Component data from apps and pages:
******************************

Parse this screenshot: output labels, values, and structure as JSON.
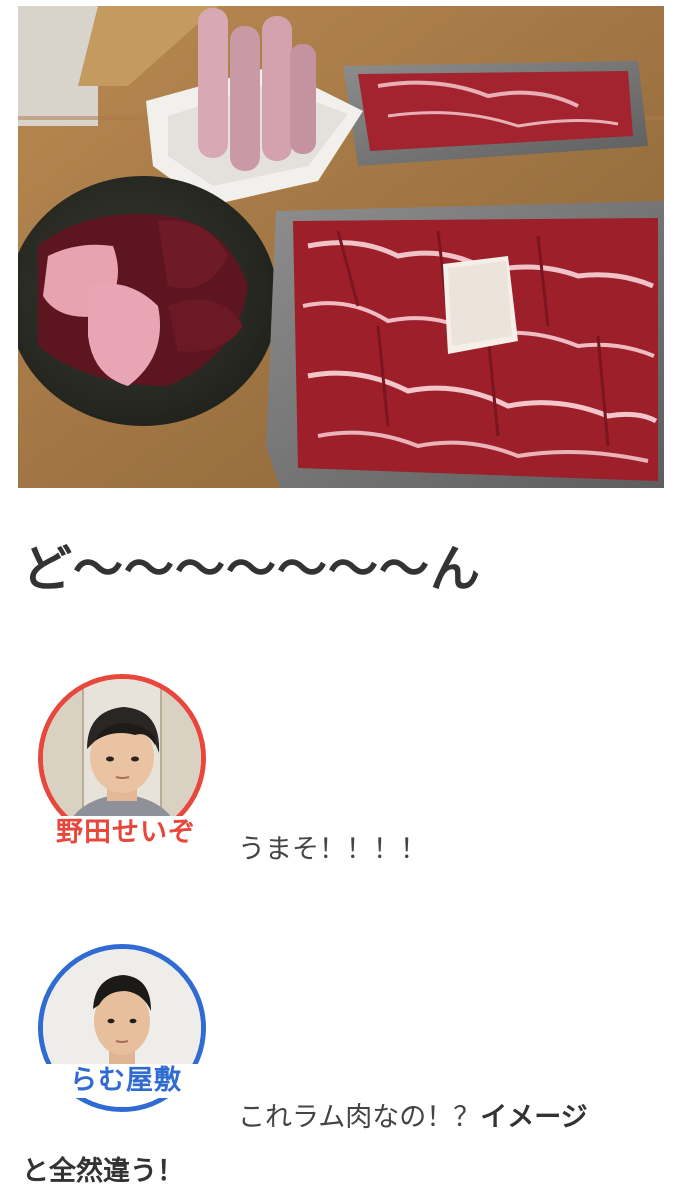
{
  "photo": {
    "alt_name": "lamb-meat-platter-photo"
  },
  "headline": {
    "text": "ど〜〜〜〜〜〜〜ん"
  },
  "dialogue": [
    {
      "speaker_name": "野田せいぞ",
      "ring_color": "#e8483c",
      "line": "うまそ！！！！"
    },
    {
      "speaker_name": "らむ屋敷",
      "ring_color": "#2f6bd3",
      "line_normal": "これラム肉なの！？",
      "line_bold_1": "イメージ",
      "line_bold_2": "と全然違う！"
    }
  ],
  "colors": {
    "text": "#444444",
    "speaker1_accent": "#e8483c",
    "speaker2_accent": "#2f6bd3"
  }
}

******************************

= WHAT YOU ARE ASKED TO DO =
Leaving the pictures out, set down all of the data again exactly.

= ANSWER FOR THE TASK =
Parse this screenshot: output labels, values, and structure as JSON.
{
  "photo": {
    "alt_name": "lamb-meat-platter-photo"
  },
  "headline": {
    "text": "ど〜〜〜〜〜〜〜ん"
  },
  "dialogue": [
    {
      "speaker_name": "野田せいぞ",
      "ring_color": "#e8483c",
      "line": "うまそ！！！！"
    },
    {
      "speaker_name": "らむ屋敷",
      "ring_color": "#2f6bd3",
      "line_normal": "これラム肉なの！？",
      "line_bold_1": "イメージ",
      "line_bold_2": "と全然違う！"
    }
  ],
  "colors": {
    "text": "#444444",
    "speaker1_accent": "#e8483c",
    "speaker2_accent": "#2f6bd3"
  }
}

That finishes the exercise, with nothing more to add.